(Photo by Jonathan Moore/Getty Images)

El Tri hasn’t lost since the 2015 Copa America, and that was not a full-strength squad. Following the tournament, Mexico began a 12W-6D run which includes a Gold Cup win — suspect as the run was —  and a draw against Argentina. No, El Tri hasn’t beaten many opponents of power during the run, but the record is far from shaky.

Honestly, Mexico should expect to make a run at history. While they stumbled in qualification for the 2014 World Cup, their U-23s won gold at the 2012 Olympics. This generation of El Tri has been building upward, more or less, since that tournament.

[ COPA AMERICA PREVIEWS: Group A | BC | D ]

Mexico has rarely had trouble with group mates Jamaica or Mexico, and Uruguay will be without Luis Suarez. It would be shocking if El Tri failed to advance from the group, and Mexico should have a chance to win the group. Argentina or Chile likely await in the quarters, so the semifinals are neither a given nor particularly likely.

The U.S. is in a different spot altogether. Yes, they should be able to advance from Group A, but their host status is the only thing that will make them heavy favorites in any match. Costa Rica went further than the Yanks at World Cup, and Paraguay has drawn Argentina twice, Brazil twice (once losing in penalties) and Uruguay once in the past calendar year.

Britain Soccer USA Colombia
(AP Photo/Lefteris Pitarakis)

The Yanks should be favored to finish above both those teams, but could be in a hole if they don’t start fast against Colombia on Friday in California. Colombia won its only warm-up match, a 3-1 decision over Haiti in Florida last week, but did not have star man James Rodriguez yet.

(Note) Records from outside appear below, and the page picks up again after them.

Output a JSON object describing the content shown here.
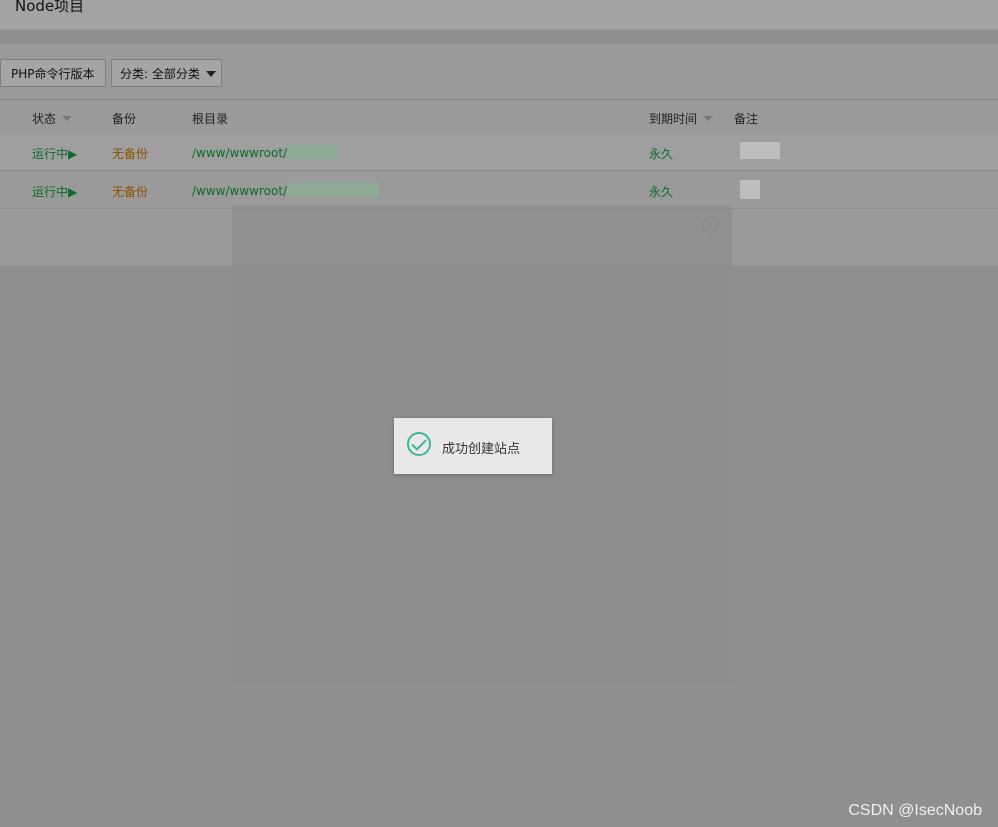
{
  "header": {
    "title": "Node项目"
  },
  "toolbar": {
    "php_cli_label": "PHP命令行版本",
    "category_label": "分类: 全部分类"
  },
  "table": {
    "columns": {
      "status": "状态",
      "backup": "备份",
      "root": "根目录",
      "expiry": "到期时间",
      "note": "备注"
    },
    "rows": [
      {
        "status": "运行中▶",
        "backup": "无备份",
        "root": "/www/wwwroot/",
        "expiry": "永久"
      },
      {
        "status": "运行中▶",
        "backup": "无备份",
        "root": "/www/wwwroot/",
        "expiry": "永久"
      }
    ]
  },
  "toast": {
    "message": "成功创建站点",
    "icon": "check-circle-icon",
    "accent": "#3fb59a"
  },
  "watermark": "CSDN @IsecNoob"
}
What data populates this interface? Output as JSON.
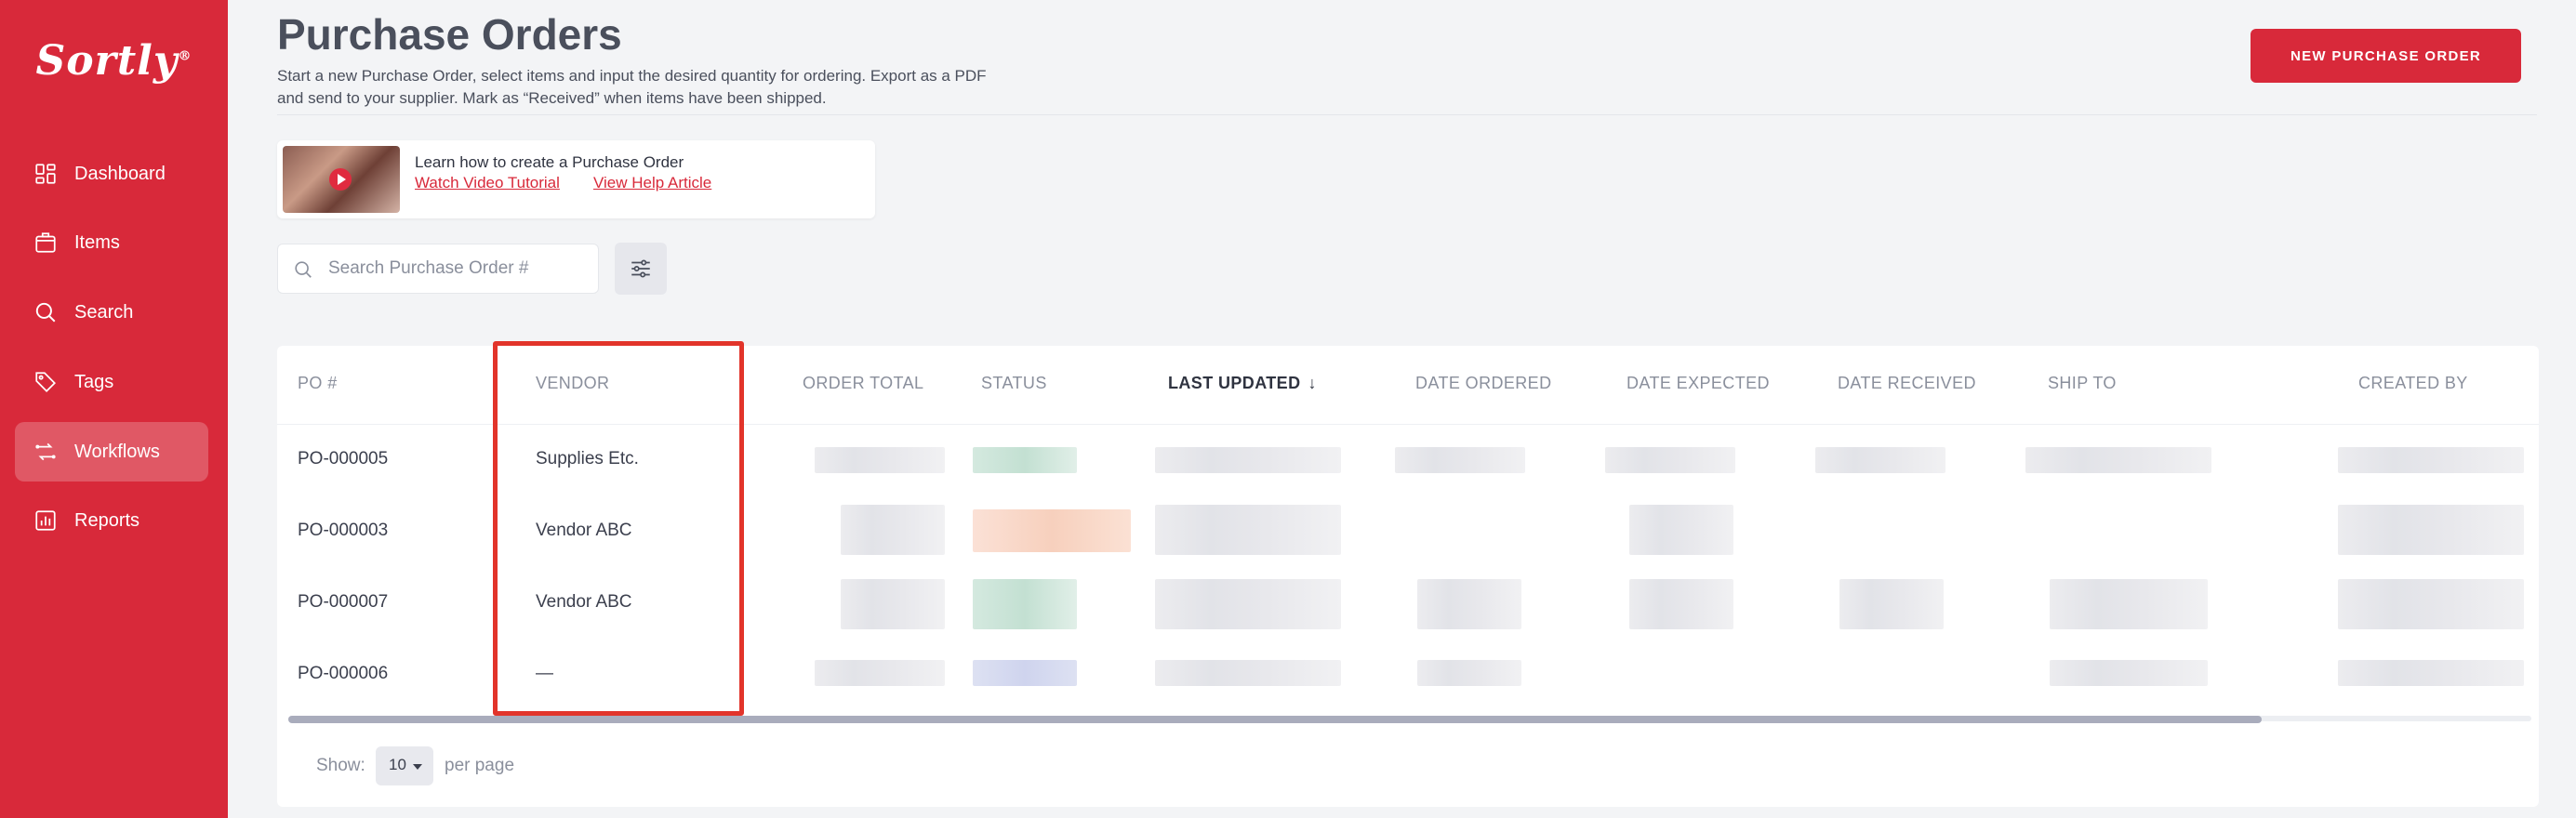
{
  "app": {
    "logo": "Sortly",
    "logo_mark": "®"
  },
  "sidebar": {
    "items": [
      {
        "label": "Dashboard",
        "icon": "dashboard-icon"
      },
      {
        "label": "Items",
        "icon": "items-icon"
      },
      {
        "label": "Search",
        "icon": "search-icon"
      },
      {
        "label": "Tags",
        "icon": "tag-icon"
      },
      {
        "label": "Workflows",
        "icon": "workflows-icon",
        "active": true
      },
      {
        "label": "Reports",
        "icon": "reports-icon"
      }
    ]
  },
  "header": {
    "title": "Purchase Orders",
    "description_line1": "Start a new Purchase Order, select items and input the desired quantity for ordering. Export as a PDF",
    "description_line2": "and send to your supplier. Mark as “Received” when items have been shipped.",
    "new_button": "NEW PURCHASE ORDER"
  },
  "tutorial": {
    "title": "Learn how to create a Purchase Order",
    "video_link": "Watch Video Tutorial",
    "help_link": "View Help Article"
  },
  "search": {
    "placeholder": "Search Purchase Order #"
  },
  "table": {
    "columns": [
      "PO #",
      "VENDOR",
      "ORDER TOTAL",
      "STATUS",
      "LAST UPDATED",
      "DATE ORDERED",
      "DATE EXPECTED",
      "DATE RECEIVED",
      "SHIP TO",
      "CREATED BY"
    ],
    "sorted_column": "LAST UPDATED",
    "sort_arrow": "↓",
    "rows": [
      {
        "po": "PO-000005",
        "vendor": "Supplies Etc."
      },
      {
        "po": "PO-000003",
        "vendor": "Vendor ABC"
      },
      {
        "po": "PO-000007",
        "vendor": "Vendor ABC"
      },
      {
        "po": "PO-000006",
        "vendor": "—"
      }
    ]
  },
  "pagination": {
    "show_label": "Show:",
    "per_page_value": "10",
    "per_page_label": "per page"
  },
  "colors": {
    "brand": "#d8293a",
    "highlight": "#e2342a"
  }
}
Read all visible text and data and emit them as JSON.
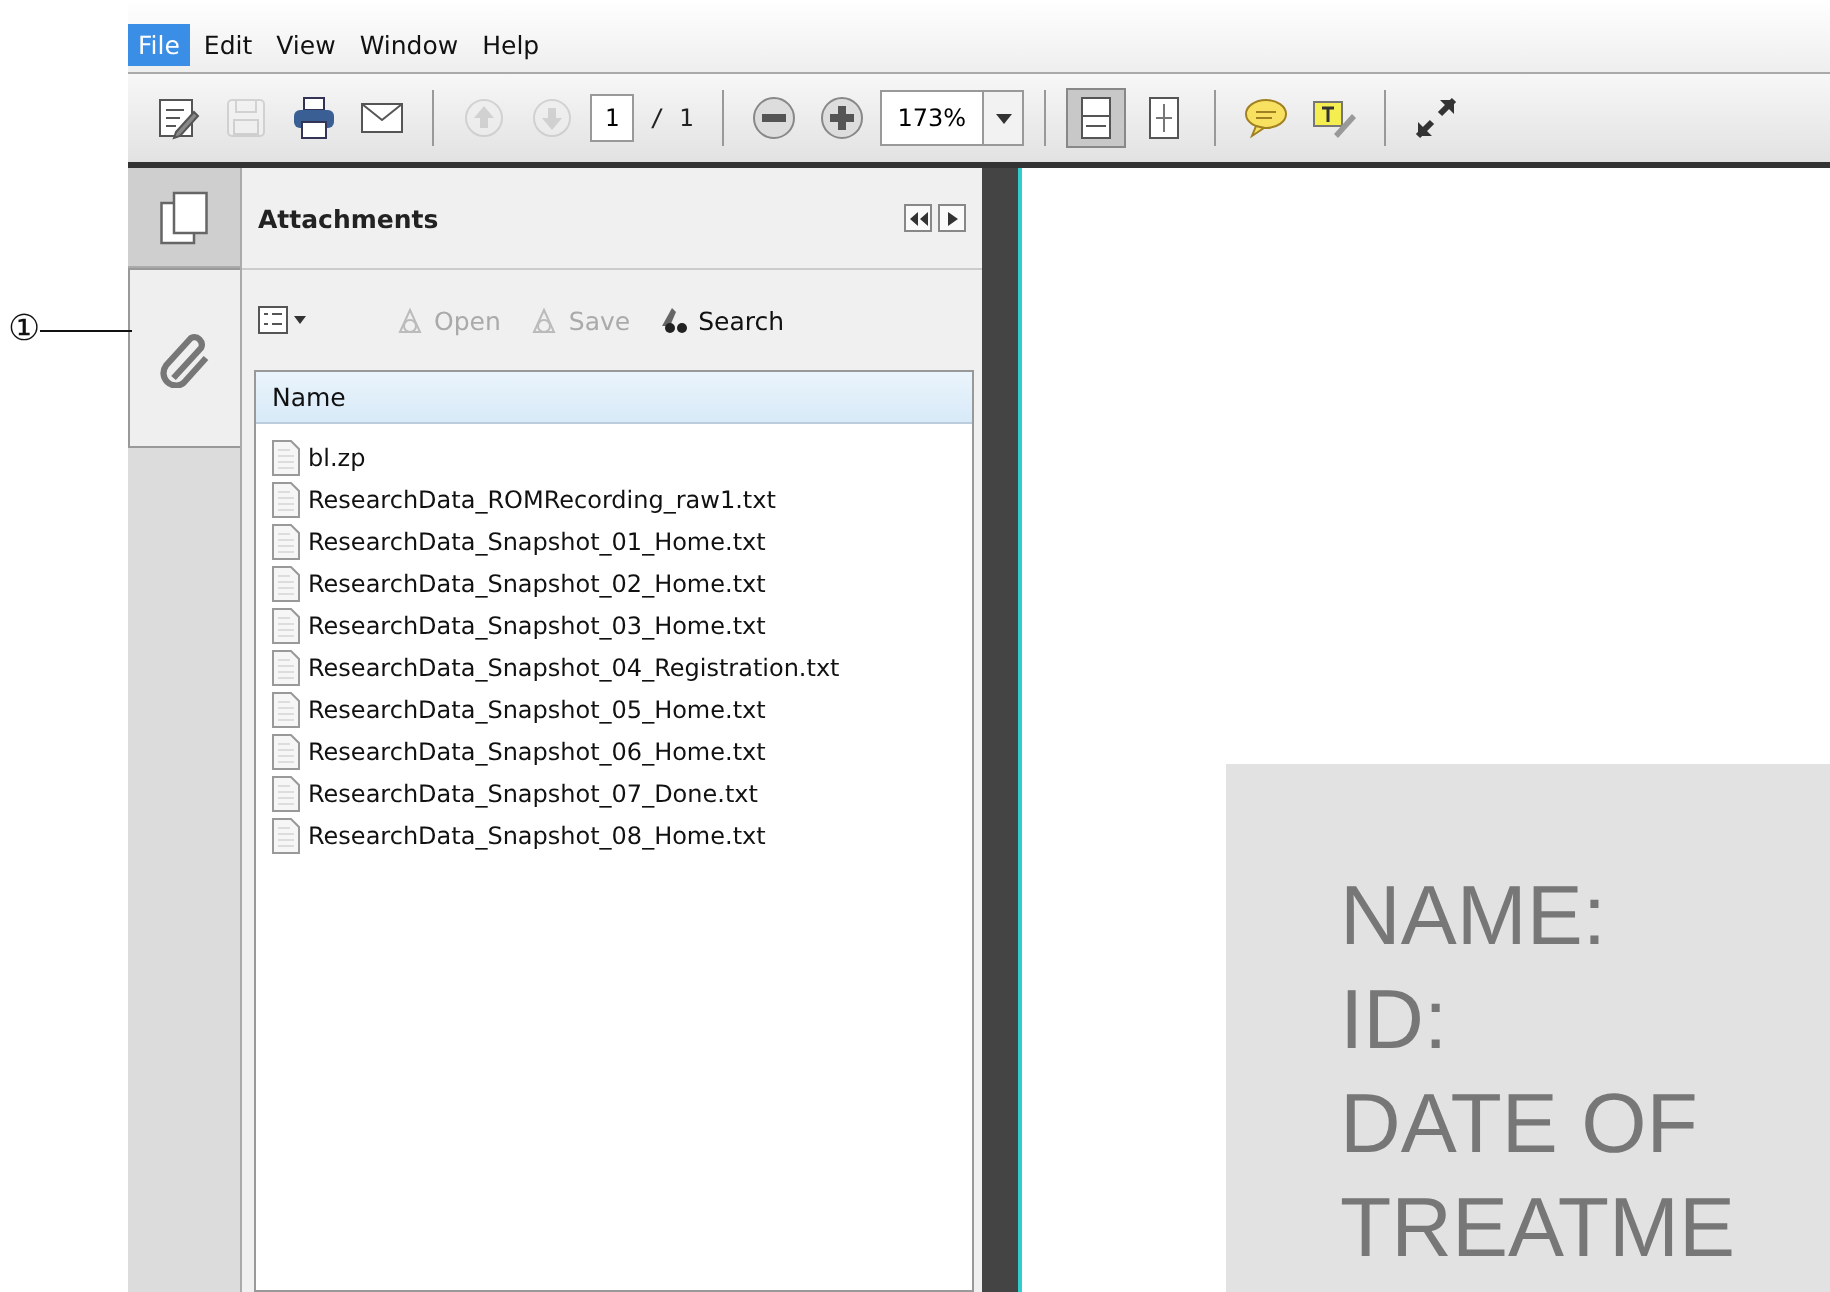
{
  "callout": {
    "label": "①"
  },
  "menu": [
    {
      "label": "File",
      "selected": true
    },
    {
      "label": "Edit",
      "selected": false
    },
    {
      "label": "View",
      "selected": false
    },
    {
      "label": "Window",
      "selected": false
    },
    {
      "label": "Help",
      "selected": false
    }
  ],
  "toolbar": {
    "groups": [
      [
        {
          "kind": "edit",
          "disabled": false,
          "selected": false
        },
        {
          "kind": "save",
          "disabled": true,
          "selected": false
        },
        {
          "kind": "print",
          "disabled": false,
          "selected": false
        },
        {
          "kind": "email",
          "disabled": false,
          "selected": false
        }
      ],
      [
        {
          "kind": "prev",
          "disabled": true,
          "selected": false
        },
        {
          "kind": "next",
          "disabled": true,
          "selected": false
        }
      ],
      [
        {
          "kind": "zoomout",
          "disabled": false,
          "selected": false
        },
        {
          "kind": "zoomin",
          "disabled": false,
          "selected": false
        }
      ],
      [
        {
          "kind": "fitwidth",
          "disabled": false,
          "selected": true
        },
        {
          "kind": "fitpage",
          "disabled": false,
          "selected": false
        }
      ],
      [
        {
          "kind": "comment",
          "disabled": false,
          "selected": false
        },
        {
          "kind": "highlight",
          "disabled": false,
          "selected": false
        }
      ],
      [
        {
          "kind": "expand",
          "disabled": false,
          "selected": false
        }
      ]
    ],
    "page_number": "1",
    "page_total": "/ 1",
    "zoom": "173%"
  },
  "nav": [
    {
      "kind": "pages",
      "selected": false
    },
    {
      "kind": "attachments",
      "selected": true
    }
  ],
  "panel": {
    "title": "Attachments",
    "actions": [
      {
        "label": "Open",
        "disabled": true
      },
      {
        "label": "Save",
        "disabled": true
      },
      {
        "label": "Search",
        "disabled": false
      }
    ],
    "column": "Name",
    "files": [
      {
        "name": "bl.zp"
      },
      {
        "name": "ResearchData_ROMRecording_raw1.txt"
      },
      {
        "name": "ResearchData_Snapshot_01_Home.txt"
      },
      {
        "name": "ResearchData_Snapshot_02_Home.txt"
      },
      {
        "name": "ResearchData_Snapshot_03_Home.txt"
      },
      {
        "name": "ResearchData_Snapshot_04_Registration.txt"
      },
      {
        "name": "ResearchData_Snapshot_05_Home.txt"
      },
      {
        "name": "ResearchData_Snapshot_06_Home.txt"
      },
      {
        "name": "ResearchData_Snapshot_07_Done.txt"
      },
      {
        "name": "ResearchData_Snapshot_08_Home.txt"
      }
    ]
  },
  "document": {
    "lines": [
      "NAME:",
      "ID:",
      "DATE OF",
      "TREATME"
    ]
  }
}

Winning the group is key for Klinsmann’s knockout round hopes, as Brazil should easily win Group B and face Group A’s runner-up. There’s a world of difference between facing Ecuador, Peru or Haiti, or tangling with Brazil.

[ EURO 2016: England squad released |Germany, too ]

So you could honestly make the case that while Mexico is far more dangerous side in this tournament, especially given their proximity to home, the United States edging Colombia for Group B gives them a far better chances of making the semis. The best team doesn’t always win. However, if the U.S. finishes second in Group A, it’s very difficult to imagine them taking down Brazil given September’s 4-1 thrashing at Foxborough.

The question is, would you fancy Mexico to have a better chance of upending Chile or Argentina? Most would say, “Yes.”